Ediane Marquis is in a rush to leave work at an infant school in the east of São Paulo.
It is the afternoon in Brazil’s commercial capital, and she knows her mother-in-law will be without water as the city struggles with its worst drought on record.
“The water goes off at 1pm and comes back on the next day,” said Mrs Marquis, 51. “Her bathroom and utility area are connected to the mains supply so she has to come to my house. It’s changed her life, it’s changed everything.”
With the lowest rainfall since 1930, reservoirs that supply almost half of the 20 million people in the metropolitan area – including the financial district – are close to running dry.
Doctors have reportedly had to cut short dialysis for patients with kidney failure because of the shortage while schools have introduced water-saving measures to avoid suspending lessons.
Staff denied reports that the Cândido Fontoura children’s hospital went without water earlier this month but Analice Dora, biologist at the hospital, said: “Everyone is worried. Hospitals are the one place that can’t lack water. It’s a question of hygiene.”
Families and businesses began reporting reduced pressure and empty taps last year but water restrictions have tightened since the turn of the year failed to bring rain.
“It’s affecting my business a lot,” said Ana Paula Rodrigues de Lima, 34, a hairdresser in the east of São Paulo. “I can’t wash clients’ hair. I had to use a bucket and a cup the other day.
“There are places in São Paulo that have been lacking water since last year.”

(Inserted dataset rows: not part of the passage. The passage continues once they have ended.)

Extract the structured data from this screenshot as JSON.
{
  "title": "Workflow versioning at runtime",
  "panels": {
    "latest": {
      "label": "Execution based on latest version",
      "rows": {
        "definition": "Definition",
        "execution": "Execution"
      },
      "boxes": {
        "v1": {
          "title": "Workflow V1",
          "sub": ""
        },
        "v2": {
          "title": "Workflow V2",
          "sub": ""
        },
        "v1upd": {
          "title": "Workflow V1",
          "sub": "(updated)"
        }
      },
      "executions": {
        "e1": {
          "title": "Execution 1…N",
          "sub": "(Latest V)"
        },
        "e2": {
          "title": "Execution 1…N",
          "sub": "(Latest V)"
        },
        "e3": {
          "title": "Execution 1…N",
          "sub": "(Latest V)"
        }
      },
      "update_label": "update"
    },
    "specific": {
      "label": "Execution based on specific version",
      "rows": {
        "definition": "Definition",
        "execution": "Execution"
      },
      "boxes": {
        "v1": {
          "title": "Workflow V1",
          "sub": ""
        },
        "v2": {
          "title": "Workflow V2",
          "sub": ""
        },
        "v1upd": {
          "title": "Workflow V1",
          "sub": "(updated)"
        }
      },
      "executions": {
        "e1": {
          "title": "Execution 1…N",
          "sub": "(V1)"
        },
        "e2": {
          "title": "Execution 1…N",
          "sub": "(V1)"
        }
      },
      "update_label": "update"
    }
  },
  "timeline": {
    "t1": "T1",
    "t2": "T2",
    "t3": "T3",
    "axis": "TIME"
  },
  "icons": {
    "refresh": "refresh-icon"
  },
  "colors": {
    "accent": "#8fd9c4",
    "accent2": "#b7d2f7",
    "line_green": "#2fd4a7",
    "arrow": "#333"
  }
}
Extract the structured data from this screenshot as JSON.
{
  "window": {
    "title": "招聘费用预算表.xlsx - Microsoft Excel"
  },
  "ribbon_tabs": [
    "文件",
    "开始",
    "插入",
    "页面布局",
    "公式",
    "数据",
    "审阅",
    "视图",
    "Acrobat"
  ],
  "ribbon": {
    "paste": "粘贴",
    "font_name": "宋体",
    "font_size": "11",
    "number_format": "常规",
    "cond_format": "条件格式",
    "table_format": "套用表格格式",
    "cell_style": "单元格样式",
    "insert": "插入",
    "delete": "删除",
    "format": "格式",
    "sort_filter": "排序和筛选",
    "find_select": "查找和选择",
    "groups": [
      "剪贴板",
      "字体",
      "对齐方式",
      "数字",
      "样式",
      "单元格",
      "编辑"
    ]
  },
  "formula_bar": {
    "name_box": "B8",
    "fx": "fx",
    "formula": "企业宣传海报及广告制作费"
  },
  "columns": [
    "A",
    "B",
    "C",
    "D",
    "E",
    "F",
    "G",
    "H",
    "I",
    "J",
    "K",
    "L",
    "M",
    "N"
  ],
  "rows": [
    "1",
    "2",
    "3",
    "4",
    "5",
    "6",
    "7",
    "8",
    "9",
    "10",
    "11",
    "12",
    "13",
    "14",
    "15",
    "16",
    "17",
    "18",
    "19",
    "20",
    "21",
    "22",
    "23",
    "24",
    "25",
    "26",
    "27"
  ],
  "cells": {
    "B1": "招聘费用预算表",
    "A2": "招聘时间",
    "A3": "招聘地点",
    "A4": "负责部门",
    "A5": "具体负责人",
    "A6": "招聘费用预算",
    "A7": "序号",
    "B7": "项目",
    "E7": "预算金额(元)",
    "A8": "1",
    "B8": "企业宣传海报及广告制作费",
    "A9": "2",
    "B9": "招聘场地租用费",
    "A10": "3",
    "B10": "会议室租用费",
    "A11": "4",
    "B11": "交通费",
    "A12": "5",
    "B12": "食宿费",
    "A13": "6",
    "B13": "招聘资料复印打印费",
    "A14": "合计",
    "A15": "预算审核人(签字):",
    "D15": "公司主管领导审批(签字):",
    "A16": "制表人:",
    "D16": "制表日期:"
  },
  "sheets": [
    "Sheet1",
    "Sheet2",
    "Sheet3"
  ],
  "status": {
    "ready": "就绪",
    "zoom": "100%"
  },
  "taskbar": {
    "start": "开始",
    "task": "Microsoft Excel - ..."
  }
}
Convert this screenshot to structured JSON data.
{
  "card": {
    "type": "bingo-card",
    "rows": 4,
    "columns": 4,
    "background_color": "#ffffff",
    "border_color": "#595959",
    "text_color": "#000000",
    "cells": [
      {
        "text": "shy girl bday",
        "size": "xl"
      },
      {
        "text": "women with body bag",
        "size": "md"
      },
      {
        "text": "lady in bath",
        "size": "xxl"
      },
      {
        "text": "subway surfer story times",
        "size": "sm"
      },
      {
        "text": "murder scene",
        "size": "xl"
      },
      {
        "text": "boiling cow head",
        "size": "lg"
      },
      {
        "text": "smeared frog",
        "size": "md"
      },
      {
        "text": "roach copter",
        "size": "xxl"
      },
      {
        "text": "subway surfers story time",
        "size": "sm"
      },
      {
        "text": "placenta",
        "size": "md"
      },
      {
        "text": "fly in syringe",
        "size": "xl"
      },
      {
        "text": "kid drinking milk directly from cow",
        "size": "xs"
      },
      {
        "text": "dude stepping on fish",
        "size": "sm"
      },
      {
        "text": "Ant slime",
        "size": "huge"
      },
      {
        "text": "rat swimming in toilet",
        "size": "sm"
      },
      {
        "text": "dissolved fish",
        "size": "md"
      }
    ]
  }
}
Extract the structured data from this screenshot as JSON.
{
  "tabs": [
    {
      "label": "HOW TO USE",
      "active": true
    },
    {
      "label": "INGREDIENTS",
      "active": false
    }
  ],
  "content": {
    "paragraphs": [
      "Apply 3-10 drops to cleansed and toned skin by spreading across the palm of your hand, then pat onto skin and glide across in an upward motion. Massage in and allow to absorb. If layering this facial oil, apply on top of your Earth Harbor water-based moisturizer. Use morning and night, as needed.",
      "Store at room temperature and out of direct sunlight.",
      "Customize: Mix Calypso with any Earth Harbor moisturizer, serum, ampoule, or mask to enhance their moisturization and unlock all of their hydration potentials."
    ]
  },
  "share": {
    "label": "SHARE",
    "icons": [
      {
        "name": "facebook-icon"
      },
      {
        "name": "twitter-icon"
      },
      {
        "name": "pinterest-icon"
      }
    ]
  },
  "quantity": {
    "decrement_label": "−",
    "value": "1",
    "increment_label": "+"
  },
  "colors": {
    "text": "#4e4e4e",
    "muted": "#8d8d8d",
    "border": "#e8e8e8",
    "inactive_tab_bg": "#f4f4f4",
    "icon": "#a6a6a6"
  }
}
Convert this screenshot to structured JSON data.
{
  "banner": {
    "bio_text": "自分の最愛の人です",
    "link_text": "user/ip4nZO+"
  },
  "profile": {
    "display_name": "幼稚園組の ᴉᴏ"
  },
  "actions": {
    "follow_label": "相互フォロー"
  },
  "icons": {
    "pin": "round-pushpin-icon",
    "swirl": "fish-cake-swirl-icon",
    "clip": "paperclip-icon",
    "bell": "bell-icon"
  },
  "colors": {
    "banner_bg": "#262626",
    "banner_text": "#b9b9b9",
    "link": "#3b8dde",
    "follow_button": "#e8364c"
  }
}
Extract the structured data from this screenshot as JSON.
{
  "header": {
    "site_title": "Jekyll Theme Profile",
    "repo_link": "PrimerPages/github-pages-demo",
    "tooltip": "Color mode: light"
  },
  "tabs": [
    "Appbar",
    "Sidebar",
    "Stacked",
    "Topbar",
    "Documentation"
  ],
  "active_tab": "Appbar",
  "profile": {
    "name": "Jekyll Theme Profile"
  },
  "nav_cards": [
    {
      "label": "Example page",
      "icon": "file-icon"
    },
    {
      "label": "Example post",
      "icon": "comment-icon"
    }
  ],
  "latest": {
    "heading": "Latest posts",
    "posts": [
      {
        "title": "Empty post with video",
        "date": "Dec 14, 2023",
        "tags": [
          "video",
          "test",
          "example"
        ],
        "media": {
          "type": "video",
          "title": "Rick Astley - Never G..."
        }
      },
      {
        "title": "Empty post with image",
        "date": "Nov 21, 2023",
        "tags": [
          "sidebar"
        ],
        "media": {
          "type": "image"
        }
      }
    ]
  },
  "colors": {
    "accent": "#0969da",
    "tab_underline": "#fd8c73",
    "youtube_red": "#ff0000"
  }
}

Despite Brazil having the largest water supply in the world, one of the main reservoir networks in São Paulo, the Cantareira system, is at just 10 per cent including deep reserves known as the “dead volume”.
An aerial view of the Atibainha dam, part of the Cantareira reservoir, during a drought (Reuters)
And while February’s rainfall has been above average, it hasn’t been enough to replenish reserves.
“People here grew up with a culture of abundance and one of these abundances is water,” said Décio Semensatto, professor of ecology and environmental sciences at the Federal University of São Paulo.
“There’s water but there’s also a lot of people. International standards say water stress is when levels fall below 1,500 cubic metres per person per year. Here, it’s 200 cubic metres. We’re experiencing a water situation like a semi-desert.”
Last month, there were government warnings that the reservoirs could dry up completely in four or five months.
And Professor Semensatto said water stress was likely to continue in São Paulo for four to five years, threatening not only the city’s economy but the rest of the country as well.
“When we start to see businesses based in São Paulo slowing down, then we will see the effect on other cities across Brazil,” he added.
An aerial view of the Jaguari dam, part of the Cantareira reservoir (Reuters)
Although São Paulo’s state water utility Sabesp said it was taking action, including introducing incentives for families using less water, fines for excessive use and installing water savers on taps, it did not rule out water rationing.
“We have not made a decision on rationing nor when rationing will be needed,” said Jerson Kelman, president of Sabesp. “However, we have to be prepared for the worst.
“If we continue without rain and reach the limit, I don’t know when, at which we have to start rationing, we are technically capable of guaranteeing water where it is essential: in hospitals, prisons.”
But Paulistas have accused the government of playing down the scale of the crisis until after October’s election and failing to plan for the drought.
“In 25 years, I’ve never seen anything like it,” said Ana Ferreira, 47, who runs a café in central Sao Paulo.
“It goes off from around 1pm until the early hours. The other day it didn’t come back on until 10am.
“The government didn’t warn people about the problems because of political interests. The population was misled.”
Mrs Ferreira said her business was surviving thanks to a water tank that provided reserves when the mains was turned off but said poorer families on the outskirts of the city had been hit harder.
SABESP michinery, right, work next to pumps from the Jaguari dam station (Reuters)
Despite problems since early last year, Geraldo Alckmin, state governor, only admitted for the first time in January that water rationing was taking place, prompting accusations that the government had missed a chance to stem shortages and prepare the public.
“There were forecasts in 2012, even Sabesp knew that there would be the possibility of facing a great drought,” added Prof Semensatto. “Actions to minimise the effects of the crisis were not taken.
“The public needs to know the situation as it is. It’s extremely critical. The other information not being given is how long this crisis will last. Water stress will last four to five years.
“This year is training for the next few years, which will be worse.”
Originally published by the Telegraph